Action item:
Your response should consist of every line below, reproduced without alteration.

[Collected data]
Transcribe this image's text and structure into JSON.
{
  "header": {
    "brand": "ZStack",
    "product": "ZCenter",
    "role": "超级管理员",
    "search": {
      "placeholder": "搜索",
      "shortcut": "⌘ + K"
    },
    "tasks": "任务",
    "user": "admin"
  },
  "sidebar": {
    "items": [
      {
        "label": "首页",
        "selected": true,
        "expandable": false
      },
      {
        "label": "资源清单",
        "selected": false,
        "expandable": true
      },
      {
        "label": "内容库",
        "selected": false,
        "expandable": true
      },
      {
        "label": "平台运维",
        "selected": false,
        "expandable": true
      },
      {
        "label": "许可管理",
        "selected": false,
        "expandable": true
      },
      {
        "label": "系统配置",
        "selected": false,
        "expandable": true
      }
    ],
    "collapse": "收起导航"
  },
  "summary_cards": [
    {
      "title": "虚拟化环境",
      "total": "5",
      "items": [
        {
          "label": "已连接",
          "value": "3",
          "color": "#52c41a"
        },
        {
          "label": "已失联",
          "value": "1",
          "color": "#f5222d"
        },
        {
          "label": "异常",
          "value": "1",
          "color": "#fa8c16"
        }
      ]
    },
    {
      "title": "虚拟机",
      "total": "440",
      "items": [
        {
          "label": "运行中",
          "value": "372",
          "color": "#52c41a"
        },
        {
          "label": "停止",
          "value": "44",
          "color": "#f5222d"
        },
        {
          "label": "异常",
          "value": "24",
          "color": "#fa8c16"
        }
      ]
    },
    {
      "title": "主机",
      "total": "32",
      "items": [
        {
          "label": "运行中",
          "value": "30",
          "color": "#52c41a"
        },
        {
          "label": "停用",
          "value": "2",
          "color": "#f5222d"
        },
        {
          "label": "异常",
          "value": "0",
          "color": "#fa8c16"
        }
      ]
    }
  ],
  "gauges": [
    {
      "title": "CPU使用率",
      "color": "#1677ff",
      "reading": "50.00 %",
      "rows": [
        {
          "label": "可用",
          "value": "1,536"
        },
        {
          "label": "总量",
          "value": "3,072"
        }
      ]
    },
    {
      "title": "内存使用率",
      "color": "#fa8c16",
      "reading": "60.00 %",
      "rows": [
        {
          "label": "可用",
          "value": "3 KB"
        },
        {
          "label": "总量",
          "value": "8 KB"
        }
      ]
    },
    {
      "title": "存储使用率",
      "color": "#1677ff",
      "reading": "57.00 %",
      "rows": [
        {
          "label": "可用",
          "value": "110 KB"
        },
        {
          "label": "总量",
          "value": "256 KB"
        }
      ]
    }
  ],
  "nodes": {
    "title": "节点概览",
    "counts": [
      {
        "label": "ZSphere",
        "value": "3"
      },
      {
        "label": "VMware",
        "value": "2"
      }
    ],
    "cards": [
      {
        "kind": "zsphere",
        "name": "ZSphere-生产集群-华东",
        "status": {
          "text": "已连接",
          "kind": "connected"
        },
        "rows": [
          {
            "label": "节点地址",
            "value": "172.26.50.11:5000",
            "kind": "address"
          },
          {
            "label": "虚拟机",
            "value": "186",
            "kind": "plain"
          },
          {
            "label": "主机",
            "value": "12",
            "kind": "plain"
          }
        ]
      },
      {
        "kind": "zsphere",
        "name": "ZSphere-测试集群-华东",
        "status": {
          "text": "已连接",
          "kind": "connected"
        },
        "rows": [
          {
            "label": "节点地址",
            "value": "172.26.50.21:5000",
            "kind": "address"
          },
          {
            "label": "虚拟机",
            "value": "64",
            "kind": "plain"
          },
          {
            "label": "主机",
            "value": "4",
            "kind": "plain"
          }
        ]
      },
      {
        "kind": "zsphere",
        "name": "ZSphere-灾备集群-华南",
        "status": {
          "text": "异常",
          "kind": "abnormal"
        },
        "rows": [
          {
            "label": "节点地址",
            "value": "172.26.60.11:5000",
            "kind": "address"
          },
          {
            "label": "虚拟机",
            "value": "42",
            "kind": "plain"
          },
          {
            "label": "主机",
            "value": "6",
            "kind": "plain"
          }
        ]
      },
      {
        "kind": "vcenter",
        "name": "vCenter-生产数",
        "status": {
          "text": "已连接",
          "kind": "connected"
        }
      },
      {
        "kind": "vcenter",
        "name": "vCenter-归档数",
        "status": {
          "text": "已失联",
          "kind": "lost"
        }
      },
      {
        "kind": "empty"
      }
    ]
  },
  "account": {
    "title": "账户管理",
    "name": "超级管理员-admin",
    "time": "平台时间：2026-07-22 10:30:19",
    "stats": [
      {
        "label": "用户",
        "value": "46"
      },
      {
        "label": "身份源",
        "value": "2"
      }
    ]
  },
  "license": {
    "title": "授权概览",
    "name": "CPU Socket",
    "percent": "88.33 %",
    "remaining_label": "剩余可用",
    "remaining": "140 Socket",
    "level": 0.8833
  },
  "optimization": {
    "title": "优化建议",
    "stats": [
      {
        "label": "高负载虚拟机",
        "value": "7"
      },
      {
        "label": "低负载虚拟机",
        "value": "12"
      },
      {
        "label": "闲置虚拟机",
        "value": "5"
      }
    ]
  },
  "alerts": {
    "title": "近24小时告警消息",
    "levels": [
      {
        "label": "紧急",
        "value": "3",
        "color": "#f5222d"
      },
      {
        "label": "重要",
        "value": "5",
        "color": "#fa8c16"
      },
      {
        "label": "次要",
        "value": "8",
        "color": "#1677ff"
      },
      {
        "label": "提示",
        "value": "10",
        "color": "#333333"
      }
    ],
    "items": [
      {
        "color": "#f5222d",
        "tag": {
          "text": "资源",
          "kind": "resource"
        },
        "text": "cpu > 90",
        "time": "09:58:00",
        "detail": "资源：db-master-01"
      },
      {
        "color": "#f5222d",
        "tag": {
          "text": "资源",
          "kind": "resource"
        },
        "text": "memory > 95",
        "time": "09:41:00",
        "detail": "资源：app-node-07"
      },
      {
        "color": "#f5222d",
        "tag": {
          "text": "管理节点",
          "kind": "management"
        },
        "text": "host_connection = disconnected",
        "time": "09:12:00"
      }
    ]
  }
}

Solved exercise:
Transcribe this image's text and structure into JSON.
{
  "header": {
    "brand": "ZStack",
    "product": "ZCenter",
    "role": "超级管理员",
    "search": {
      "placeholder": "搜索",
      "shortcut": "⌘ + K"
    },
    "tasks": "任务",
    "user": "admin"
  },
  "sidebar": {
    "items": [
      {
        "label": "首页",
        "selected": true,
        "expandable": false
      },
      {
        "label": "资源清单",
        "selected": false,
        "expandable": true
      },
      {
        "label": "内容库",
        "selected": false,
        "expandable": true
      },
      {
        "label": "平台运维",
        "selected": false,
        "expandable": true
      },
      {
        "label": "许可管理",
        "selected": false,
        "expandable": true
      },
      {
        "label": "系统配置",
        "selected": false,
        "expandable": true
      }
    ],
    "collapse": "收起导航"
  },
  "summary_cards": [
    {
      "title": "虚拟化环境",
      "total": "5",
      "items": [
        {
          "label": "已连接",
          "value": "3",
          "color": "#52c41a"
        },
        {
          "label": "已失联",
          "value": "1",
          "color": "#f5222d"
        },
        {
          "label": "异常",
          "value": "1",
          "color": "#fa8c16"
        }
      ]
    },
    {
      "title": "虚拟机",
      "total": "440",
      "items": [
        {
          "label": "运行中",
          "value": "372",
          "color": "#52c41a"
        },
        {
          "label": "停止",
          "value": "44",
          "color": "#f5222d"
        },
        {
          "label": "异常",
          "value": "24",
          "color": "#fa8c16"
        }
      ]
    },
    {
      "title": "主机",
      "total": "32",
      "items": [
        {
          "label": "运行中",
          "value": "30",
          "color": "#52c41a"
        },
        {
          "label": "停用",
          "value": "2",
          "color": "#f5222d"
        },
        {
          "label": "异常",
          "value": "0",
          "color": "#fa8c16"
        }
      ]
    }
  ],
  "gauges": [
    {
      "title": "CPU使用率",
      "color": "#1677ff",
      "reading": "50.00 %",
      "rows": [
        {
          "label": "可用",
          "value": "1,536"
        },
        {
          "label": "总量",
          "value": "3,072"
        }
      ]
    },
    {
      "title": "内存使用率",
      "color": "#fa8c16",
      "reading": "60.00 %",
      "rows": [
        {
          "label": "可用",
          "value": "3 KB"
        },
        {
          "label": "总量",
          "value": "8 KB"
        }
      ]
    },
    {
      "title": "存储使用率",
      "color": "#1677ff",
      "reading": "57.00 %",
      "rows": [
        {
          "label": "可用",
          "value": "110 KB"
        },
        {
          "label": "总量",
          "value": "256 KB"
        }
      ]
    }
  ],
  "nodes": {
    "title": "节点概览",
    "counts": [
      {
        "label": "ZSphere",
        "value": "3"
      },
      {
        "label": "VMware",
        "value": "2"
      }
    ],
    "cards": [
      {
        "kind": "zsphere",
        "name": "ZSphere-生产集群-华东",
        "status": {
          "text": "已连接",
          "kind": "connected"
        },
        "rows": [
          {
            "label": "节点地址",
            "value": "172.26.50.11:5000",
            "kind": "address"
          },
          {
            "label": "虚拟机",
            "value": "186",
            "kind": "plain"
          },
          {
            "label": "主机",
            "value": "12",
            "kind": "plain"
          }
        ]
      },
      {
        "kind": "zsphere",
        "name": "ZSphere-测试集群-华东",
        "status": {
          "text": "已连接",
          "kind": "connected"
        },
        "rows": [
          {
            "label": "节点地址",
            "value": "172.26.50.21:5000",
            "kind": "address"
          },
          {
            "label": "虚拟机",
            "value": "64",
            "kind": "plain"
          },
          {
            "label": "主机",
            "value": "4",
            "kind": "plain"
          }
        ]
      },
      {
        "kind": "zsphere",
        "name": "ZSphere-灾备集群-华南",
        "status": {
          "text": "异常",
          "kind": "abnormal"
        },
        "rows": [
          {
            "label": "节点地址",
            "value": "172.26.60.11:5000",
            "kind": "address"
          },
          {
            "label": "虚拟机",
            "value": "42",
            "kind": "plain"
          },
          {
            "label": "主机",
            "value": "6",
            "kind": "plain"
          }
        ]
      },
      {
        "kind": "vcenter",
        "name": "vCenter-生产数",
        "status": {
          "text": "已连接",
          "kind": "connected"
        }
      },
      {
        "kind": "vcenter",
        "name": "vCenter-归档数",
        "status": {
          "text": "已失联",
          "kind": "lost"
        }
      },
      {
        "kind": "empty"
      }
    ]
  },
  "account": {
    "title": "账户管理",
    "name": "超级管理员-admin",
    "time": "平台时间：2026-07-22 10:30:19",
    "stats": [
      {
        "label": "用户",
        "value": "46"
      },
      {
        "label": "身份源",
        "value": "2"
      }
    ]
  },
  "license": {
    "title": "授权概览",
    "name": "CPU Socket",
    "percent": "88.33 %",
    "remaining_label": "剩余可用",
    "remaining": "140 Socket",
    "level": 0.8833
  },
  "optimization": {
    "title": "优化建议",
    "stats": [
      {
        "label": "高负载虚拟机",
        "value": "7"
      },
      {
        "label": "低负载虚拟机",
        "value": "12"
      },
      {
        "label": "闲置虚拟机",
        "value": "5"
      }
    ]
  },
  "alerts": {
    "title": "近24小时告警消息",
    "levels": [
      {
        "label": "紧急",
        "value": "3",
        "color": "#f5222d"
      },
      {
        "label": "重要",
        "value": "5",
        "color": "#fa8c16"
      },
      {
        "label": "次要",
        "value": "8",
        "color": "#1677ff"
      },
      {
        "label": "提示",
        "value": "10",
        "color": "#333333"
      }
    ],
    "items": [
      {
        "color": "#f5222d",
        "tag": {
          "text": "资源",
          "kind": "resource"
        },
        "text": "cpu > 90",
        "time": "09:58:00",
        "detail": "资源：db-master-01"
      },
      {
        "color": "#f5222d",
        "tag": {
          "text": "资源",
          "kind": "resource"
        },
        "text": "memory > 95",
        "time": "09:41:00",
        "detail": "资源：app-node-07"
      },
      {
        "color": "#f5222d",
        "tag": {
          "text": "管理节点",
          "kind": "management"
        },
        "text": "host_connection = disconnected",
        "time": "09:12:00"
      }
    ]
  }
}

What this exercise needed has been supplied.